## WHAT THIS TASK INVOLVES
Your answer should be an exact copy of every record.

Top of EXCERPTED RECORDS

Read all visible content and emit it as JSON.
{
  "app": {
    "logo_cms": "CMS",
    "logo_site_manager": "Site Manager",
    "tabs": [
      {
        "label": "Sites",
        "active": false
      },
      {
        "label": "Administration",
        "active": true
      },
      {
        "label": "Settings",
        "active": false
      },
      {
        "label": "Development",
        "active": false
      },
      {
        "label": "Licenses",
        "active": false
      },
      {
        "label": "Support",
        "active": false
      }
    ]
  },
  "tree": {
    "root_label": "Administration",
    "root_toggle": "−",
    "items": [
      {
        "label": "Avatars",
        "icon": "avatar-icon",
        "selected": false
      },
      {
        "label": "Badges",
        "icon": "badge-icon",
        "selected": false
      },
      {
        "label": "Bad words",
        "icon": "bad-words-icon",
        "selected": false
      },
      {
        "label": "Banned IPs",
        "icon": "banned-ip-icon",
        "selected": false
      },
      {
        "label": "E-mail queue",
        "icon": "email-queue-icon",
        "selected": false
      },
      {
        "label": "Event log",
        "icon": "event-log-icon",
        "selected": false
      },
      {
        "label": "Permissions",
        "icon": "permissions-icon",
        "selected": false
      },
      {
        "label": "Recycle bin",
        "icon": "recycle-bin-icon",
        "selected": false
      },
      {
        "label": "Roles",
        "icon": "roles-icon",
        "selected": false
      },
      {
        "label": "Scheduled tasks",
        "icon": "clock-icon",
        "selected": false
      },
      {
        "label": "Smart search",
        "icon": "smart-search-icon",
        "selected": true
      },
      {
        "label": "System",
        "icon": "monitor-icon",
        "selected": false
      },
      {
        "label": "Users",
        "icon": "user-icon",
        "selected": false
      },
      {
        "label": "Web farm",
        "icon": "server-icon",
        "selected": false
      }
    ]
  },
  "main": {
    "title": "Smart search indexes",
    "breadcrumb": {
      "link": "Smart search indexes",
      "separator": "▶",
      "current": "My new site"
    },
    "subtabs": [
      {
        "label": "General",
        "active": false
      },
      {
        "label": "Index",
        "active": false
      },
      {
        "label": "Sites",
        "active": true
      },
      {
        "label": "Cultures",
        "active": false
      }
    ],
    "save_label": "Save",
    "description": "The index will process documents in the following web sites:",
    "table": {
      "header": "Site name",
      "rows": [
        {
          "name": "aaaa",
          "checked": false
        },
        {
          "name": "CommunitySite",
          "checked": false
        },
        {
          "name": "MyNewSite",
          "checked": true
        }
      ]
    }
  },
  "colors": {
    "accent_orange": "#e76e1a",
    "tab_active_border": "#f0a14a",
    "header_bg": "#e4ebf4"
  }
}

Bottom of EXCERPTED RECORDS

## RESPONSE TO THE TASK
Read all visible content and emit it as JSON.
{
  "app": {
    "logo_cms": "CMS",
    "logo_site_manager": "Site Manager",
    "tabs": [
      {
        "label": "Sites",
        "active": false
      },
      {
        "label": "Administration",
        "active": true
      },
      {
        "label": "Settings",
        "active": false
      },
      {
        "label": "Development",
        "active": false
      },
      {
        "label": "Licenses",
        "active": false
      },
      {
        "label": "Support",
        "active": false
      }
    ]
  },
  "tree": {
    "root_label": "Administration",
    "root_toggle": "−",
    "items": [
      {
        "label": "Avatars",
        "icon": "avatar-icon",
        "selected": false
      },
      {
        "label": "Badges",
        "icon": "badge-icon",
        "selected": false
      },
      {
        "label": "Bad words",
        "icon": "bad-words-icon",
        "selected": false
      },
      {
        "label": "Banned IPs",
        "icon": "banned-ip-icon",
        "selected": false
      },
      {
        "label": "E-mail queue",
        "icon": "email-queue-icon",
        "selected": false
      },
      {
        "label": "Event log",
        "icon": "event-log-icon",
        "selected": false
      },
      {
        "label": "Permissions",
        "icon": "permissions-icon",
        "selected": false
      },
      {
        "label": "Recycle bin",
        "icon": "recycle-bin-icon",
        "selected": false
      },
      {
        "label": "Roles",
        "icon": "roles-icon",
        "selected": false
      },
      {
        "label": "Scheduled tasks",
        "icon": "clock-icon",
        "selected": false
      },
      {
        "label": "Smart search",
        "icon": "smart-search-icon",
        "selected": true
      },
      {
        "label": "System",
        "icon": "monitor-icon",
        "selected": false
      },
      {
        "label": "Users",
        "icon": "user-icon",
        "selected": false
      },
      {
        "label": "Web farm",
        "icon": "server-icon",
        "selected": false
      }
    ]
  },
  "main": {
    "title": "Smart search indexes",
    "breadcrumb": {
      "link": "Smart search indexes",
      "separator": "▶",
      "current": "My new site"
    },
    "subtabs": [
      {
        "label": "General",
        "active": false
      },
      {
        "label": "Index",
        "active": false
      },
      {
        "label": "Sites",
        "active": true
      },
      {
        "label": "Cultures",
        "active": false
      }
    ],
    "save_label": "Save",
    "description": "The index will process documents in the following web sites:",
    "table": {
      "header": "Site name",
      "rows": [
        {
          "name": "aaaa",
          "checked": false
        },
        {
          "name": "CommunitySite",
          "checked": false
        },
        {
          "name": "MyNewSite",
          "checked": true
        }
      ]
    }
  },
  "colors": {
    "accent_orange": "#e76e1a",
    "tab_active_border": "#f0a14a",
    "header_bg": "#e4ebf4"
  }
}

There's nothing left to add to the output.